• Develop materials and solutions which would help manage the peaks and valleys brought by renewable energy getting into the grid. This will become increasingly important.
• In the same token, develop materials innovations which fit within existing infrastructure and even make the infrastructure more flexible, more scalable.
• Consider automating basic, needed services which use fewer resources, like anything from window-cleaning to car and battery maintenance.
• Use plentiful, inexpensive, proven materials and scale manufacturing and development using these materials.
• Consider developing solutions which are closer to the ‘load’, where the customer demand is greatest. This may mean many micro- solutions for energy management.
• Adapt current materials which make products smaller, lighter, and more durable under extreme conditions, and its applications in the clean energy space.
Below is advice from our experienced panelists:
• Our panelists cautioned entrepreneurs about investing *too* much time and money into the development of a novel, groundbreaking material, and suggested instead to look at proven materials and adapting them to new purposes, to new markets, using new geometries, new manufacturing processes, new composites/combinations, etc. Not only would doing so decrease the likelihood of creating a product or service more quickly for a proven market and paying customer, but it would also be easier to seek funding and partnerships.
• Develop processes and solutions which would make production of your materials cost-effectively, so that you reach grid parity and customers would get the ROI.
• Make it easy for customers to select your solution, changing from their current option. People want to be earth-friendly, but the financial commitment up-front and the technical/hassle-factor is a hurdle to adopting ‘cleaner’ options.
• Leverage partnerships with academics, entrepreneurs, corporates, etc and collaborate to develop new solutions, distribute them to new markets and channels, etc
• Know your area of specialty and work with others to create win-win partnerships for everything from development to manufacturing to distribution and funding.
• Know your market and sell to your market. Prioritize which markets you will sell to when and know why.
• Provide offerings which could withstand extreme conditions – weather, heat, chemicals, etc. and also last for long periods of time, like a decade or two.
• Follow basic business principles: have a great idea and prove it through measurable outcomes based on aggressive milestones and timelines.
• Consider aerospace and military applications for your materials innovation.
• Collaborate to influence policy to be more friendly to innovations in this space.
• Have your finger on market pulse and focus on the needs and feedback of your customers.

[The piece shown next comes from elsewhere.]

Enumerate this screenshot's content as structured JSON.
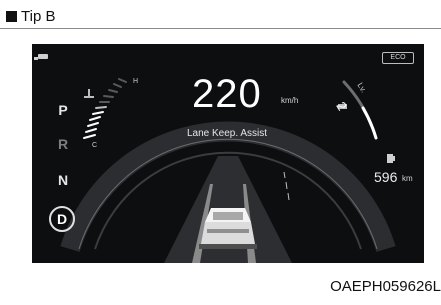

In the end, entrepreneurs who will succeed in this space will focus more on incremental innovations than on creating/identifying a game-changing new material, more about business models than on ‘rocket science’, more about producing real value to paying customers and scaling to meet the current and anticipated needs of a global marketplace.

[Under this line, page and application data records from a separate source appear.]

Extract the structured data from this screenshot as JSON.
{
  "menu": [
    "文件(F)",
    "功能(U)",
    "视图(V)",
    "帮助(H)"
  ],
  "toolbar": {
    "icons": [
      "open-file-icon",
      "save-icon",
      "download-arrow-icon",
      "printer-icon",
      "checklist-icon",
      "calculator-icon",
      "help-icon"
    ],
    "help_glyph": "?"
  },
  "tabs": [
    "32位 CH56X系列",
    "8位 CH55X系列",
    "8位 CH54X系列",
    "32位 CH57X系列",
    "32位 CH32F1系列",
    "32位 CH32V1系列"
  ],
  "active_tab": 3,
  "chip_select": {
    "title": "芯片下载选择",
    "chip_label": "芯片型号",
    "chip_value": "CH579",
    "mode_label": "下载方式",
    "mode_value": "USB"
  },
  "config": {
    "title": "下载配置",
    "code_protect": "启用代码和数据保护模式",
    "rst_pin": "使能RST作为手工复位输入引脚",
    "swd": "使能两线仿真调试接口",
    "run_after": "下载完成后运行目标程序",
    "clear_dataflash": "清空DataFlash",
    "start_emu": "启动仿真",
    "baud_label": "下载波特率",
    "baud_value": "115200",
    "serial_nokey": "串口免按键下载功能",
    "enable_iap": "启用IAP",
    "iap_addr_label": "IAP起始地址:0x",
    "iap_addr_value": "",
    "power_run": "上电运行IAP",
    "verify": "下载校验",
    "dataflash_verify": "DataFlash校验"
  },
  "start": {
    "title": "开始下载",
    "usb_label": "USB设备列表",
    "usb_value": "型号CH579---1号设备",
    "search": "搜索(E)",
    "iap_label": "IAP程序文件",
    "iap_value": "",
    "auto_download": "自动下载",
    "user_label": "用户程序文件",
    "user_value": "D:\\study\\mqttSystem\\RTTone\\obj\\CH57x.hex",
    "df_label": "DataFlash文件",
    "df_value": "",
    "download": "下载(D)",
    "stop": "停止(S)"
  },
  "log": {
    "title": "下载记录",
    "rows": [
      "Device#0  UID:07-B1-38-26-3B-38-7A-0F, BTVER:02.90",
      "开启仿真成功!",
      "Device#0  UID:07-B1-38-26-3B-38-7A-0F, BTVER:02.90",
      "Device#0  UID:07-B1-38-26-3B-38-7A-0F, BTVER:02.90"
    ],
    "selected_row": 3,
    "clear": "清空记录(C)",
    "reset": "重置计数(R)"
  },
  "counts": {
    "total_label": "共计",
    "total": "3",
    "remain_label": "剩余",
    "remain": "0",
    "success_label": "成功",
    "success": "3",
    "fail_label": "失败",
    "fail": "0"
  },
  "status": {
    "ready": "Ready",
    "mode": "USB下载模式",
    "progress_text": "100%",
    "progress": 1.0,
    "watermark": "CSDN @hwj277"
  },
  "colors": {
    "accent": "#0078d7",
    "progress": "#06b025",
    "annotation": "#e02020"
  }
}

We would like to thank our speakers for FountainBlue’s December 5 Clean Energy Entrepreneurs’ Forum on the topic of Materials Innovations in Clean Tech:
Facilitator Jill Weir, Product Manager, TE Connectivity
Panelist Scott Elrod, Vice President, Director of Hardware Systems Laboratory, PARC
Panelist Alissa Peterson, Director, Product Marketing and Business Development, Primus Power
Presenting Entrepreneur Phillip Roberts, CEO and Founder, Ionex Energy Storage Systems Inc.
Please join us also in thanking our hosts at PARC.